:: Data for the task ::
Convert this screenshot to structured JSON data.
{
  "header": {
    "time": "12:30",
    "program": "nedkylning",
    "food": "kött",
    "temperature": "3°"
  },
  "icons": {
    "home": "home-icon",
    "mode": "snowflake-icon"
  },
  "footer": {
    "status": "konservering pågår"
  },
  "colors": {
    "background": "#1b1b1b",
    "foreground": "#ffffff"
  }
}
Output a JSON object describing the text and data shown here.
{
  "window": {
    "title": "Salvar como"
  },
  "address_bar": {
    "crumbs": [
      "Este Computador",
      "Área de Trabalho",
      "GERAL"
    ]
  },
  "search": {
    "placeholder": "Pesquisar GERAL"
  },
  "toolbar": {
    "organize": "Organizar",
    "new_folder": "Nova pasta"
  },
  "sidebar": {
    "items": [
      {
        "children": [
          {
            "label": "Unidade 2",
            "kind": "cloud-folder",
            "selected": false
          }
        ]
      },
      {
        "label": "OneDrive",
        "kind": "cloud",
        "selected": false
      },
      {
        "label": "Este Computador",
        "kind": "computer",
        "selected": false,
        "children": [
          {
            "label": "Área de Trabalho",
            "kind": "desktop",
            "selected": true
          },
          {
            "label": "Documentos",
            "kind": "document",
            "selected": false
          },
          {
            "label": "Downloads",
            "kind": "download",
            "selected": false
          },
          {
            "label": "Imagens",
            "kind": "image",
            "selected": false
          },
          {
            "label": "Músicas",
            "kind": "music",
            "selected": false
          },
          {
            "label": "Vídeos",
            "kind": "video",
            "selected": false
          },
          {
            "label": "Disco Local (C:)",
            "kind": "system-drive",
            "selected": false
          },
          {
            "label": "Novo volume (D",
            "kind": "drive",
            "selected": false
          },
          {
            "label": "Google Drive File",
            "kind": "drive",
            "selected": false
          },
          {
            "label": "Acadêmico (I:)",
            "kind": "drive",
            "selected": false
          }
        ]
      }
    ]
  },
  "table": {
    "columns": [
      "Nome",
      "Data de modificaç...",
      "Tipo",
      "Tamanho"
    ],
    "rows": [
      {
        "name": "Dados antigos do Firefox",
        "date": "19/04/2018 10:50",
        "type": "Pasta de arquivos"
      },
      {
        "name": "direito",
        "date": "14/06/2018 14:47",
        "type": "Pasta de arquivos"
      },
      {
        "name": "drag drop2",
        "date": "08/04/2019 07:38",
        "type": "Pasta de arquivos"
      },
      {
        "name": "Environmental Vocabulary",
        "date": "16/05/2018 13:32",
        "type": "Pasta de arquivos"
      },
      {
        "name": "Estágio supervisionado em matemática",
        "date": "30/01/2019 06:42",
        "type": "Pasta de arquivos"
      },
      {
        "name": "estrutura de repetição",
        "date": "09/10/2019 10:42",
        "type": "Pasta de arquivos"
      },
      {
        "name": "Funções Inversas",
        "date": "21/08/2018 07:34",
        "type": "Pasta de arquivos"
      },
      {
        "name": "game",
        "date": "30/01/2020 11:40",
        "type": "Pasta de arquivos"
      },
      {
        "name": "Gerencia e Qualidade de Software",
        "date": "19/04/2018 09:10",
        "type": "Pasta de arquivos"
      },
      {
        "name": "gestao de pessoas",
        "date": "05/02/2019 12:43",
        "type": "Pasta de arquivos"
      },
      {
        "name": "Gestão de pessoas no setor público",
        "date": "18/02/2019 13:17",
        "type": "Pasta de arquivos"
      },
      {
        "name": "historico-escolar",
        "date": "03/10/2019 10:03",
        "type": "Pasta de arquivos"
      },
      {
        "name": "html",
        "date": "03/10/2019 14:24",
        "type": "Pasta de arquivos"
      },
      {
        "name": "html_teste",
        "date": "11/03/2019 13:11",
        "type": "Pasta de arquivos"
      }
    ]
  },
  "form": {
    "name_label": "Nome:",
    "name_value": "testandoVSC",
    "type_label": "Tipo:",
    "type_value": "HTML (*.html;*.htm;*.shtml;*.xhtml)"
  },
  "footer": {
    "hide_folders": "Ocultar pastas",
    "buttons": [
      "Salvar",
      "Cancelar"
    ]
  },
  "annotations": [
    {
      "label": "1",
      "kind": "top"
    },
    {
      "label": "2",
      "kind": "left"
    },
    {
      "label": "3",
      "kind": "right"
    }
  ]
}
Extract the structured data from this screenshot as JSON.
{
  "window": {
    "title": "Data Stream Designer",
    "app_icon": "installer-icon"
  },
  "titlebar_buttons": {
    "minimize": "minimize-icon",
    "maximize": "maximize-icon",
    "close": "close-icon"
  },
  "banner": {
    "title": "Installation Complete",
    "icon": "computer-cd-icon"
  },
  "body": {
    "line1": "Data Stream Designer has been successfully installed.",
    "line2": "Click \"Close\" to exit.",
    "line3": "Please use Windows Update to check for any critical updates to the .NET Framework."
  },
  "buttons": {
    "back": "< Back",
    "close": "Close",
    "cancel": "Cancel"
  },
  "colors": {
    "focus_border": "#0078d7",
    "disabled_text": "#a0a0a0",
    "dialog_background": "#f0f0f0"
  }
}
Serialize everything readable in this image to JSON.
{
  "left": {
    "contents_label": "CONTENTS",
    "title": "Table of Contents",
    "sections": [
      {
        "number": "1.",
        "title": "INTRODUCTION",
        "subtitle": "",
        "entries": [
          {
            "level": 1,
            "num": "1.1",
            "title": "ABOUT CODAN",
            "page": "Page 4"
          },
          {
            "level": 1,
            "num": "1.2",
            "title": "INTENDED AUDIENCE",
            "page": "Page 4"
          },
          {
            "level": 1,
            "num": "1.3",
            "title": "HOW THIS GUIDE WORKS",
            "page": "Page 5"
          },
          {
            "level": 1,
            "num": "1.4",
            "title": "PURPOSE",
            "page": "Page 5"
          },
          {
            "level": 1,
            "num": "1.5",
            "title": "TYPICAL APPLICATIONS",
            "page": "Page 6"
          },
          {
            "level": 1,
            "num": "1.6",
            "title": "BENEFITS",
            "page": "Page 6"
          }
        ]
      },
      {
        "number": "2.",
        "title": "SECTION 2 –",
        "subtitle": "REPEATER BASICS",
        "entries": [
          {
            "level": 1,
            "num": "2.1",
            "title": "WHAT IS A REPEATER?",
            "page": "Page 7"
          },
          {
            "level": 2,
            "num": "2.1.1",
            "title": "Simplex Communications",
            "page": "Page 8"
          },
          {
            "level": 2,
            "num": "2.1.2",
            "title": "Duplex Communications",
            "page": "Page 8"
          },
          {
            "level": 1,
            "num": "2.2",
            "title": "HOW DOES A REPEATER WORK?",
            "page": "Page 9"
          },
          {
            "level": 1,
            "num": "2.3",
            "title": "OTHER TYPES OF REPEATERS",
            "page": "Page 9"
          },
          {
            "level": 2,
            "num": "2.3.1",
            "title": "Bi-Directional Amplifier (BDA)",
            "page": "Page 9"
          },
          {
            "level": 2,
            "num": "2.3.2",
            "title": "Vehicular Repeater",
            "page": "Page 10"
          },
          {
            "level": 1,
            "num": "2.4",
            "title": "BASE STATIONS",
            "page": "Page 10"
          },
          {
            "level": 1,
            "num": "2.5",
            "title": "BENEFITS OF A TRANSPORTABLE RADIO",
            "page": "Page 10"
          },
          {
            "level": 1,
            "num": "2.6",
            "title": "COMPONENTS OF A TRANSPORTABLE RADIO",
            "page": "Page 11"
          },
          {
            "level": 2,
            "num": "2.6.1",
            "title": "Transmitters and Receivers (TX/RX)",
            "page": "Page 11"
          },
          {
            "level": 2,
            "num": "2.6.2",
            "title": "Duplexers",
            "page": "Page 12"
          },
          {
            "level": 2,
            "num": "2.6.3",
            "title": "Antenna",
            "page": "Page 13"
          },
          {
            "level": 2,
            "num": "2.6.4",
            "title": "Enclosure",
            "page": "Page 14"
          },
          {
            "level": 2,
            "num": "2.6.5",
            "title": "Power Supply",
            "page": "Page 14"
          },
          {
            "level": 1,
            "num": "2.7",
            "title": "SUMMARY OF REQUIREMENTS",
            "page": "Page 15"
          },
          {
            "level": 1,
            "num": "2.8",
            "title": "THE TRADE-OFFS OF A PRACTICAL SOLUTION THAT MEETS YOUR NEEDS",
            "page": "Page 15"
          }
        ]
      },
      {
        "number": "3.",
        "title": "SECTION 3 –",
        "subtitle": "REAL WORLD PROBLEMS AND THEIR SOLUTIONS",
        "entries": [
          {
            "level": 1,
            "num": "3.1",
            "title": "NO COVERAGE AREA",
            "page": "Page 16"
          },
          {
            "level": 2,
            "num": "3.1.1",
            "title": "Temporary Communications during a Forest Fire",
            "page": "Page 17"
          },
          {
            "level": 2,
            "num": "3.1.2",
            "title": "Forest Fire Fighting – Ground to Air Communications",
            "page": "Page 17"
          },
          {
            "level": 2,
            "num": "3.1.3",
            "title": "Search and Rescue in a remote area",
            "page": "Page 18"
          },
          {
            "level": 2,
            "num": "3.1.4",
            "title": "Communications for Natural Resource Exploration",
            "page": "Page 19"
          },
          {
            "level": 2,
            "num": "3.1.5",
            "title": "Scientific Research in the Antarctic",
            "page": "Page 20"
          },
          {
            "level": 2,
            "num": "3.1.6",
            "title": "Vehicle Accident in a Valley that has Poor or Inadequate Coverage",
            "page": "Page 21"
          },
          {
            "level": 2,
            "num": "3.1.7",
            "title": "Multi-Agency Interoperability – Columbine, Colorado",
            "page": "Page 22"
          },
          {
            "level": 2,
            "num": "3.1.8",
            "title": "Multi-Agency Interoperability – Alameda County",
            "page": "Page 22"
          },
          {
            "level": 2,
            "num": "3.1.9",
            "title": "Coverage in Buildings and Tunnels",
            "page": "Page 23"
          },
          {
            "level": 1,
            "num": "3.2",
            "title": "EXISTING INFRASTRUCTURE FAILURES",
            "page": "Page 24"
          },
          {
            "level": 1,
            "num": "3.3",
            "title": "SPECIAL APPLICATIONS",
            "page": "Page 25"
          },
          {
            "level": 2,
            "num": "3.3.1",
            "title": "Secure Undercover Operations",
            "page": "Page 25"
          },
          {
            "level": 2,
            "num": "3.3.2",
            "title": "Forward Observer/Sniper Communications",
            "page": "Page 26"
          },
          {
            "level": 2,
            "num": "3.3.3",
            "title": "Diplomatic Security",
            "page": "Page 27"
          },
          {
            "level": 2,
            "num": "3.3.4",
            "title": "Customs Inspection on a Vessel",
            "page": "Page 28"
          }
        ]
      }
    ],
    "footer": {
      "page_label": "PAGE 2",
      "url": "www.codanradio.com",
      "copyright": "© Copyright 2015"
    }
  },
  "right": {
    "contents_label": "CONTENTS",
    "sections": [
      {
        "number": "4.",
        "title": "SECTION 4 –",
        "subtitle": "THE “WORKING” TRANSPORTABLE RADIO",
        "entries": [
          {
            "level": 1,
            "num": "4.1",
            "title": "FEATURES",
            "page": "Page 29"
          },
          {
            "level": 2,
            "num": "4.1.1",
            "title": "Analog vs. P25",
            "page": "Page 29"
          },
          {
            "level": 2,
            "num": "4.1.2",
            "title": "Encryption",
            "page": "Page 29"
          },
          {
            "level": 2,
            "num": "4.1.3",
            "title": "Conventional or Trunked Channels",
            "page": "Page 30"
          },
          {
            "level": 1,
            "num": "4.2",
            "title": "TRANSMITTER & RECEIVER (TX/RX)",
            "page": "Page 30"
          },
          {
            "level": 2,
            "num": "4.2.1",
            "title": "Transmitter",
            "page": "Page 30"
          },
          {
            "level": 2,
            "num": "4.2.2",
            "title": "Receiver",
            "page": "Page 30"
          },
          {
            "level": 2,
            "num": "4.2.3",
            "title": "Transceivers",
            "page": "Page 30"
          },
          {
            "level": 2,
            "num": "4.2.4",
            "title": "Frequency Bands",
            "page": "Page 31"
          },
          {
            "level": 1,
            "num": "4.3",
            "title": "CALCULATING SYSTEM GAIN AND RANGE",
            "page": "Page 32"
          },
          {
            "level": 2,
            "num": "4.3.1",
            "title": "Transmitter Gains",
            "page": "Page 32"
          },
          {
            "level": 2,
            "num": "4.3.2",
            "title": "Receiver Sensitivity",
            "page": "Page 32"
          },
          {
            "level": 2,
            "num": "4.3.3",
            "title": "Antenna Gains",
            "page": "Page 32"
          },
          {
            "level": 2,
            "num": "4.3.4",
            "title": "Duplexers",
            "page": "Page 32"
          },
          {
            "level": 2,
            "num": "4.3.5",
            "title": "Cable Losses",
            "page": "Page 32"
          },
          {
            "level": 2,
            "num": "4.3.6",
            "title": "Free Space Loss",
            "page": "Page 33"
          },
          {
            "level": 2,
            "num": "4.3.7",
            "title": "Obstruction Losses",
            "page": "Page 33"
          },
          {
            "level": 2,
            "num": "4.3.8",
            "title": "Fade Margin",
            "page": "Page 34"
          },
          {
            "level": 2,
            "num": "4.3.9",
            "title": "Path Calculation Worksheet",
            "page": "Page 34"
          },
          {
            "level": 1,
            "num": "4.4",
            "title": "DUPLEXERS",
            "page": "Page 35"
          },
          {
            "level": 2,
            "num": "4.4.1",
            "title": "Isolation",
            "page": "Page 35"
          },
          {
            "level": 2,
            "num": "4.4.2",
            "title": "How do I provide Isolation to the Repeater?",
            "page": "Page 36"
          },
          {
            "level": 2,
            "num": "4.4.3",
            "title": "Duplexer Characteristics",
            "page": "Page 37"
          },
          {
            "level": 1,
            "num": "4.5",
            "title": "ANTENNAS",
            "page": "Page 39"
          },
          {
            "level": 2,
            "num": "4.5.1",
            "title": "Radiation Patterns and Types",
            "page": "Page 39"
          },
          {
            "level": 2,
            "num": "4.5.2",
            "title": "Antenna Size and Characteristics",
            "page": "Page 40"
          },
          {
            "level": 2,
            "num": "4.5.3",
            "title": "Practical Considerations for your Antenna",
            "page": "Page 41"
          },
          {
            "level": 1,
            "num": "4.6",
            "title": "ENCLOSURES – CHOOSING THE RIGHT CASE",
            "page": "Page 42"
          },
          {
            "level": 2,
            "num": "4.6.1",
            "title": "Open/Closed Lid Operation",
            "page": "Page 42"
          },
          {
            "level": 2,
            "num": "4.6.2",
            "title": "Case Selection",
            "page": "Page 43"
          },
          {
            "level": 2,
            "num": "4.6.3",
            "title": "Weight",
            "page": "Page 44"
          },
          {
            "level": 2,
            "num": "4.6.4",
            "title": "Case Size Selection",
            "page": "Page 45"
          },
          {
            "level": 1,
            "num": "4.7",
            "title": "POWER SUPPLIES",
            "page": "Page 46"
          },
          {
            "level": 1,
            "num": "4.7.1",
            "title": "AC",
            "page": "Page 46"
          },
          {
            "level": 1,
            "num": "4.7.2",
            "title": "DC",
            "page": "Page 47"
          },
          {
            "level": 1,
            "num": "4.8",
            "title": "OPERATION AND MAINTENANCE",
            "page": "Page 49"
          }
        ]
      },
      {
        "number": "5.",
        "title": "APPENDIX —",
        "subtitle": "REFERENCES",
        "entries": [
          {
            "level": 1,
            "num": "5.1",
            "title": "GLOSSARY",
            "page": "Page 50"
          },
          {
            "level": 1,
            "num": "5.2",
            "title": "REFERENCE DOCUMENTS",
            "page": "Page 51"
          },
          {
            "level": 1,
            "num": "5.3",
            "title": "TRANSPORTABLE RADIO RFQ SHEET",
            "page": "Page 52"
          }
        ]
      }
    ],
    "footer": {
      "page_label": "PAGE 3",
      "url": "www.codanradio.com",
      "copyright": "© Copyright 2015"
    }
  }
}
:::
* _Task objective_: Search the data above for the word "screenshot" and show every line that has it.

* _Answer for the task_:
Convert this screenshot to structured JSON data.
Extract the structured data from this screenshot as JSON.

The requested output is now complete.